Although Covid-19 has fast-tracked the shift to digital payments with cash withdrawals and check transactions significantly going down since the quarantine period, an official of the Bangko Sentral ng Pilipinas (BSP) warned of the risk of financial exclusion of some sectors even as the “new normal” makes going digital imperative.
“The pandemic has thrust upon us this opportunity to shape a new economy powered by digital, but if we’re not careful and deliberate the benefits of this transition to digital could be uneven. Certain segments of the population may be further excluded such as small and medium enterprises and agri-businesses,” said Ellen Joyce Suficiencia, director of the financial inclusion group of BSP Center for Learning and Inclusion Advocacy.
Suficiencia said the BSP’s thrust is to promote bank lending to MSMEs and agri-businesses by making sure lending risks become more manageable.
She said the BSP’s initiatives to ensure financial inclusion of MSMEs and agricultural workers include supporting the credit surety fund program and establishing a credit risk database to wean banks from depending on the use of collateral in credit evaluation.

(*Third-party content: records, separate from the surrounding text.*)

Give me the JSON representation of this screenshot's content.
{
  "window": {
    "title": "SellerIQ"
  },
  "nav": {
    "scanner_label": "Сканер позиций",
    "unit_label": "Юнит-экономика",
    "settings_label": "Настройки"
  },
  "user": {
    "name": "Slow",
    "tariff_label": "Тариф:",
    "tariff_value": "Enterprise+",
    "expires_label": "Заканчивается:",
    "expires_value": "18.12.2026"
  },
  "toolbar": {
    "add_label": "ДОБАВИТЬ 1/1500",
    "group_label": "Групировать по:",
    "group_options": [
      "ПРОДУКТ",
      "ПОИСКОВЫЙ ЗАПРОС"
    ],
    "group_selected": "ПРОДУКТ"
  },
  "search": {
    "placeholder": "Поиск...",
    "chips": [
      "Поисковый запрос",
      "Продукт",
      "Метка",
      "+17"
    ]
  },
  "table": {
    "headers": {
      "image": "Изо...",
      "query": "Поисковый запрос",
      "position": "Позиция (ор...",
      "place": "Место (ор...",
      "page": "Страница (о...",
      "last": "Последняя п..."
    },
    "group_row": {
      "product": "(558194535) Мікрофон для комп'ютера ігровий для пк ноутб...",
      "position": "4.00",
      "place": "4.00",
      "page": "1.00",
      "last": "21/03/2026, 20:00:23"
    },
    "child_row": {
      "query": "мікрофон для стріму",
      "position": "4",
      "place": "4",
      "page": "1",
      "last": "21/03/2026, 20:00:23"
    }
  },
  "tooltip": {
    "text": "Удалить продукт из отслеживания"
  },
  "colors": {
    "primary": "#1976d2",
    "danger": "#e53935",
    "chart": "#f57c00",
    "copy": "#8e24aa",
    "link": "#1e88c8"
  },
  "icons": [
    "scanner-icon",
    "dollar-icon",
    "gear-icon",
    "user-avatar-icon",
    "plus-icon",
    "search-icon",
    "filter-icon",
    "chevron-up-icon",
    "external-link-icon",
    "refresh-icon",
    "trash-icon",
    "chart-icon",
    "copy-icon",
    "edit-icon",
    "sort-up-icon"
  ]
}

Digital payments for merchants is also being promoted to help them transition to the new economy and to support e-commerce according to the BSP executive.
The BSP, she said, is firming up a roadmap on supply chain finance (SCF) market development and planning to promote agri-value chain financing that can help smaller enterprises access better financing.
“It just shows that digital payment is no longer becoming just an option but a necessity driven by movement restrictions and health risk considerations,” said Suficiencia, noting that the shift to electronic payment was rapid and would continue into the future.
She urged employers to provide their workers the necessary tools to access digital payments to enable them to thrive in the digital economy.
Suficiencia said that even microfinance institutions (MFIs) are recognizing the urgency of adopting digital payments, which is a notable development since MFIs have an outsized reach in the low-income sector and the rural-based clients.